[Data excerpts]
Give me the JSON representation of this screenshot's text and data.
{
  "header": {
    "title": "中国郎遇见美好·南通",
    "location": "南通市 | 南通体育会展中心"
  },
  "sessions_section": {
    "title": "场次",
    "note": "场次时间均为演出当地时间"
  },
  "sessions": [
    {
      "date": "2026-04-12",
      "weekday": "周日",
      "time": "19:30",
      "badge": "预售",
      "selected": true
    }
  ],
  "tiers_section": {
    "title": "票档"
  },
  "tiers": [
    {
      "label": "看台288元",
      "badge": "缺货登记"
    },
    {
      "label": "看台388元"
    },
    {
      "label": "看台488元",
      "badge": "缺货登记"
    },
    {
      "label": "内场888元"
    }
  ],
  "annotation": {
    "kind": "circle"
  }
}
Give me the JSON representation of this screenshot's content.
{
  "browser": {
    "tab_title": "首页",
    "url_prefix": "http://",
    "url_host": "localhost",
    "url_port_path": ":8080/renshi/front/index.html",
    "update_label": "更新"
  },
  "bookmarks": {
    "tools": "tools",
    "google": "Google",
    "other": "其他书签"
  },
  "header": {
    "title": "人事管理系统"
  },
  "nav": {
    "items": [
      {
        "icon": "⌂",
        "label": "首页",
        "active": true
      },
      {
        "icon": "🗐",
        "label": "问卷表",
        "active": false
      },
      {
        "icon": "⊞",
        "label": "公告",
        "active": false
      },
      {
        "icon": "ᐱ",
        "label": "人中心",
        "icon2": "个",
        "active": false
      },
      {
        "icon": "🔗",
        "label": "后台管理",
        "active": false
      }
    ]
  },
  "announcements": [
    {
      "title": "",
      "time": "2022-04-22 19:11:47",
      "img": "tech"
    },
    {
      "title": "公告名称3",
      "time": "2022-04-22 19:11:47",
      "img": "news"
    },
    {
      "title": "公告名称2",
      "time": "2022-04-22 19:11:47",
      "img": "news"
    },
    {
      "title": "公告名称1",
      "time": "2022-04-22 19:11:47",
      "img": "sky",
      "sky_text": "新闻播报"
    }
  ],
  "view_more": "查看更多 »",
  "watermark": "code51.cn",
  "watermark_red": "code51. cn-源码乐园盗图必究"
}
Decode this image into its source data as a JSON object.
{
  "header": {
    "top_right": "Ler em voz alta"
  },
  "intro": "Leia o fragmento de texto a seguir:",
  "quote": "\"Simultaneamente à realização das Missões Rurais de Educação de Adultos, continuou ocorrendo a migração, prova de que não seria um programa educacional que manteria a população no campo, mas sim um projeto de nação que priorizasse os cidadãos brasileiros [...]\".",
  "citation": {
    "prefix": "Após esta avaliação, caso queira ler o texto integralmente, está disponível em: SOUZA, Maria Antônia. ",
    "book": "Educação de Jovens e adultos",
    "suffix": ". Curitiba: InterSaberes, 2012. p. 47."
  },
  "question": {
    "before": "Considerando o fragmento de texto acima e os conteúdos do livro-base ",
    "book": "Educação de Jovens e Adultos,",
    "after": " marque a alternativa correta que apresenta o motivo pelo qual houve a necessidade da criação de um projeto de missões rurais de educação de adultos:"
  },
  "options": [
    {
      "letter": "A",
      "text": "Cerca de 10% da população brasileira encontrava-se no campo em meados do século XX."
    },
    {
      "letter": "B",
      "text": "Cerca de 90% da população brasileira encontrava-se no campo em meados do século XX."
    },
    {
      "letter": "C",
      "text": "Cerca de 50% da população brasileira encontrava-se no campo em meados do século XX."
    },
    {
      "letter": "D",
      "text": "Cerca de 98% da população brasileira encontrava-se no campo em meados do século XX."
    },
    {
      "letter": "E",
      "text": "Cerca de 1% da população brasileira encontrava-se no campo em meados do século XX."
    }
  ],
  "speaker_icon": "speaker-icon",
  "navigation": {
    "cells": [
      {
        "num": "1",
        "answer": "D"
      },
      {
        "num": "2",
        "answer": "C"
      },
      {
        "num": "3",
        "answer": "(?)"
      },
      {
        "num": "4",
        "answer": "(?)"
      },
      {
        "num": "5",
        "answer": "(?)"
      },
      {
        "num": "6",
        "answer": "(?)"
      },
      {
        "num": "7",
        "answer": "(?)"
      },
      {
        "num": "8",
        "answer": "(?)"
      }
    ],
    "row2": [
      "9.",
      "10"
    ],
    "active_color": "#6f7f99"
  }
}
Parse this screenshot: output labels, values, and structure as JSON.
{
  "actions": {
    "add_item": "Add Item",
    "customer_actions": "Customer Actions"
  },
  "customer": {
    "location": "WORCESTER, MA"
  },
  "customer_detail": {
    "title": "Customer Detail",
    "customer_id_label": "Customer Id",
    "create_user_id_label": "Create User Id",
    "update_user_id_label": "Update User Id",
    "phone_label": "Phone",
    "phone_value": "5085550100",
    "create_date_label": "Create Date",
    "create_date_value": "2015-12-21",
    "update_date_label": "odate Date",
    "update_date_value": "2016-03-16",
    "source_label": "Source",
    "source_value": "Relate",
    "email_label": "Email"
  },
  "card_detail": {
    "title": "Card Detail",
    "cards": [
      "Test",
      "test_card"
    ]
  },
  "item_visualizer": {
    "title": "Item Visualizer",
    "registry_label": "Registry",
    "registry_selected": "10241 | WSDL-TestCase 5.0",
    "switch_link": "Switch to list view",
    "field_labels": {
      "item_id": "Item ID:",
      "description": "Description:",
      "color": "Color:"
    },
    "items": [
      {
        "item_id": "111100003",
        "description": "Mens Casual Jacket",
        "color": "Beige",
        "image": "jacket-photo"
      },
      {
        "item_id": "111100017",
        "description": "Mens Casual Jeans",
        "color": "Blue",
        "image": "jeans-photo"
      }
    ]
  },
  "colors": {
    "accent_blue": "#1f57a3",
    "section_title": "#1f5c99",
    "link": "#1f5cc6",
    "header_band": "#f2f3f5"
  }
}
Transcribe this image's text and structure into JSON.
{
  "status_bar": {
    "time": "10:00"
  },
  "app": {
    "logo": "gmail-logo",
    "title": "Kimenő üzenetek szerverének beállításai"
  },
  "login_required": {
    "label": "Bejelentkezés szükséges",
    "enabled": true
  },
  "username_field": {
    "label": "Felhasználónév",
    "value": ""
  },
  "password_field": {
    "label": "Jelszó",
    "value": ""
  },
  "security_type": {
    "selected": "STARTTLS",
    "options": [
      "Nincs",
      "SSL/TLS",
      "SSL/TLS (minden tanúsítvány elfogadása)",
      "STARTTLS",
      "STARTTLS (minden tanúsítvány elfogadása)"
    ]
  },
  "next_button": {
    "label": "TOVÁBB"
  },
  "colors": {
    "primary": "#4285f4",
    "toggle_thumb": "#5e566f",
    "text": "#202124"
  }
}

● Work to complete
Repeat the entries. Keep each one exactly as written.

● Exercise response
Give me the JSON representation of this screenshot's text and data.
{
  "header": {
    "title": "中国郎遇见美好·南通",
    "location": "南通市 | 南通体育会展中心"
  },
  "sessions_section": {
    "title": "场次",
    "note": "场次时间均为演出当地时间"
  },
  "sessions": [
    {
      "date": "2026-04-12",
      "weekday": "周日",
      "time": "19:30",
      "badge": "预售",
      "selected": true
    }
  ],
  "tiers_section": {
    "title": "票档"
  },
  "tiers": [
    {
      "label": "看台288元",
      "badge": "缺货登记"
    },
    {
      "label": "看台388元"
    },
    {
      "label": "看台488元",
      "badge": "缺货登记"
    },
    {
      "label": "内场888元"
    }
  ],
  "annotation": {
    "kind": "circle"
  }
}
Give me the JSON representation of this screenshot's content.
{
  "browser": {
    "tab_title": "首页",
    "url_prefix": "http://",
    "url_host": "localhost",
    "url_port_path": ":8080/renshi/front/index.html",
    "update_label": "更新"
  },
  "bookmarks": {
    "tools": "tools",
    "google": "Google",
    "other": "其他书签"
  },
  "header": {
    "title": "人事管理系统"
  },
  "nav": {
    "items": [
      {
        "icon": "⌂",
        "label": "首页",
        "active": true
      },
      {
        "icon": "🗐",
        "label": "问卷表",
        "active": false
      },
      {
        "icon": "⊞",
        "label": "公告",
        "active": false
      },
      {
        "icon": "ᐱ",
        "label": "人中心",
        "icon2": "个",
        "active": false
      },
      {
        "icon": "🔗",
        "label": "后台管理",
        "active": false
      }
    ]
  },
  "announcements": [
    {
      "title": "",
      "time": "2022-04-22 19:11:47",
      "img": "tech"
    },
    {
      "title": "公告名称3",
      "time": "2022-04-22 19:11:47",
      "img": "news"
    },
    {
      "title": "公告名称2",
      "time": "2022-04-22 19:11:47",
      "img": "news"
    },
    {
      "title": "公告名称1",
      "time": "2022-04-22 19:11:47",
      "img": "sky",
      "sky_text": "新闻播报"
    }
  ],
  "view_more": "查看更多 »",
  "watermark": "code51.cn",
  "watermark_red": "code51. cn-源码乐园盗图必究"
}
Decode this image into its source data as a JSON object.
{
  "header": {
    "top_right": "Ler em voz alta"
  },
  "intro": "Leia o fragmento de texto a seguir:",
  "quote": "\"Simultaneamente à realização das Missões Rurais de Educação de Adultos, continuou ocorrendo a migração, prova de que não seria um programa educacional que manteria a população no campo, mas sim um projeto de nação que priorizasse os cidadãos brasileiros [...]\".",
  "citation": {
    "prefix": "Após esta avaliação, caso queira ler o texto integralmente, está disponível em: SOUZA, Maria Antônia. ",
    "book": "Educação de Jovens e adultos",
    "suffix": ". Curitiba: InterSaberes, 2012. p. 47."
  },
  "question": {
    "before": "Considerando o fragmento de texto acima e os conteúdos do livro-base ",
    "book": "Educação de Jovens e Adultos,",
    "after": " marque a alternativa correta que apresenta o motivo pelo qual houve a necessidade da criação de um projeto de missões rurais de educação de adultos:"
  },
  "options": [
    {
      "letter": "A",
      "text": "Cerca de 10% da população brasileira encontrava-se no campo em meados do século XX."
    },
    {
      "letter": "B",
      "text": "Cerca de 90% da população brasileira encontrava-se no campo em meados do século XX."
    },
    {
      "letter": "C",
      "text": "Cerca de 50% da população brasileira encontrava-se no campo em meados do século XX."
    },
    {
      "letter": "D",
      "text": "Cerca de 98% da população brasileira encontrava-se no campo em meados do século XX."
    },
    {
      "letter": "E",
      "text": "Cerca de 1% da população brasileira encontrava-se no campo em meados do século XX."
    }
  ],
  "speaker_icon": "speaker-icon",
  "navigation": {
    "cells": [
      {
        "num": "1",
        "answer": "D"
      },
      {
        "num": "2",
        "answer": "C"
      },
      {
        "num": "3",
        "answer": "(?)"
      },
      {
        "num": "4",
        "answer": "(?)"
      },
      {
        "num": "5",
        "answer": "(?)"
      },
      {
        "num": "6",
        "answer": "(?)"
      },
      {
        "num": "7",
        "answer": "(?)"
      },
      {
        "num": "8",
        "answer": "(?)"
      }
    ],
    "row2": [
      "9.",
      "10"
    ],
    "active_color": "#6f7f99"
  }
}
Parse this screenshot: output labels, values, and structure as JSON.
{
  "actions": {
    "add_item": "Add Item",
    "customer_actions": "Customer Actions"
  },
  "customer": {
    "location": "WORCESTER, MA"
  },
  "customer_detail": {
    "title": "Customer Detail",
    "customer_id_label": "Customer Id",
    "create_user_id_label": "Create User Id",
    "update_user_id_label": "Update User Id",
    "phone_label": "Phone",
    "phone_value": "5085550100",
    "create_date_label": "Create Date",
    "create_date_value": "2015-12-21",
    "update_date_label": "odate Date",
    "update_date_value": "2016-03-16",
    "source_label": "Source",
    "source_value": "Relate",
    "email_label": "Email"
  },
  "card_detail": {
    "title": "Card Detail",
    "cards": [
      "Test",
      "test_card"
    ]
  },
  "item_visualizer": {
    "title": "Item Visualizer",
    "registry_label": "Registry",
    "registry_selected": "10241 | WSDL-TestCase 5.0",
    "switch_link": "Switch to list view",
    "field_labels": {
      "item_id": "Item ID:",
      "description": "Description:",
      "color": "Color:"
    },
    "items": [
      {
        "item_id": "111100003",
        "description": "Mens Casual Jacket",
        "color": "Beige",
        "image": "jacket-photo"
      },
      {
        "item_id": "111100017",
        "description": "Mens Casual Jeans",
        "color": "Blue",
        "image": "jeans-photo"
      }
    ]
  },
  "colors": {
    "accent_blue": "#1f57a3",
    "section_title": "#1f5c99",
    "link": "#1f5cc6",
    "header_band": "#f2f3f5"
  }
}
Transcribe this image's text and structure into JSON.
{
  "status_bar": {
    "time": "10:00"
  },
  "app": {
    "logo": "gmail-logo",
    "title": "Kimenő üzenetek szerverének beállításai"
  },
  "login_required": {
    "label": "Bejelentkezés szükséges",
    "enabled": true
  },
  "username_field": {
    "label": "Felhasználónév",
    "value": ""
  },
  "password_field": {
    "label": "Jelszó",
    "value": ""
  },
  "security_type": {
    "selected": "STARTTLS",
    "options": [
      "Nincs",
      "SSL/TLS",
      "SSL/TLS (minden tanúsítvány elfogadása)",
      "STARTTLS",
      "STARTTLS (minden tanúsítvány elfogadása)"
    ]
  },
  "next_button": {
    "label": "TOVÁBB"
  },
  "colors": {
    "primary": "#4285f4",
    "toggle_thumb": "#5e566f",
    "text": "#202124"
  }
}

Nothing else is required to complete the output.